Inheritance Tax

It’s not something anyone likes thinking about.  Inheritance tax (IHT) is a tax on everything you leave in your estate when you die. While we may not wish to think about it, your buy-to-let properties (or property) form part of that estate for inheritance tax purposes and you may wish to consider an Inheritance Tax planning strategy to lower the tax liability for your loved ones. You may need to pay inheritance tax on buy-to-let properties if the total value of your estate exceeds £325,000 (or up to £650,000 for married couples or civil partners). Inheritance tax is charged at 40% on everything above this threshold (other than on estates passing to the spouse or civil partner, which are exempt).

However, you may qualify for Business Relief if your buy-to-let portfolio was run as a business. However, this is a detailed and complex area, and this will depend on a number of factors. A good tax accountant, such as ourselves, can discuss this with you and you may be able to help you reduce your exposure to inheritance tax.

Corporation Tax - using a Limited Company to pay less tax

Section 24 and the restriction of mortgage interest and finance costs has been the hot topic of recent years.  An equally hot topic has been whether landlords should start operating via a limited company.  Since limited companies are not affected by the reduction in tax relief for mortgage interest, an increasing amount of buy-to-let landlords are considering this option. It is however a very complex area of property taxation and you should always seek advice before forming a buy-to-let limited company.

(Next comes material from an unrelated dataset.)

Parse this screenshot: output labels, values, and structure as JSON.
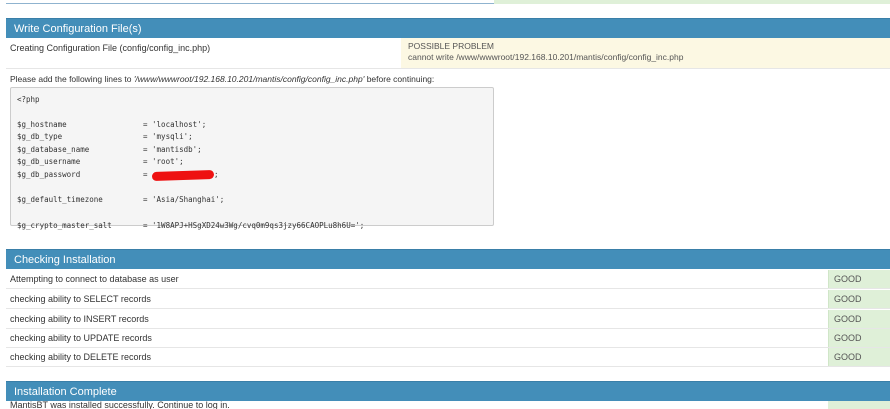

The problem however, is how you transfer your existing property into a limited company, without being hit with stamp duty and capital gains tax.  Some landlords have been able to get around this by using a famous tax case (the Ramsey case), and benefit from incorporation relief.  This is a highly complex area, and the text on this is vast.  However, they ran this as a property “business” and the services they provided were well over and above those that most landlords provide.  We  discuss this case in further detail in our buy-to-let incorporation blog.

Given most landlords will have difficulty applying the above case to their own circumstances, what we see most often here at RITA4Rent [Insert tracked link], is landlords keeping their existing property held individually, but consider making NEW purchases within a newly formed limited company.

There are certainly many attractions to a limited company, but there are disadvantages too.  You may wish to refer to our feature that explores these in greater detail, titled: How can I avoid paying tax on my rental income?

We do hope you found this feature helpful.  There is no one size fits all approach and, while this landlord tax guide is a good starting point, specialist tax advice from property specialists such as ourselves [Insert tracked link], is highly recommended. 

Rita4Rent Michael Wright This Guide was produced by Michael Wright, Landlord Tax Expert at Rita4Rent, who are specialist landlord tax advisors, and the sole recommended tax advisors of the Residential Landlords Association. Michael now writes for on matters relating to property and landlord tax. Rita4Rent are very happy to speak with Listentotaxman visitors to discuss any tax questions they might have – just visit the Rita4Rent website for contact details.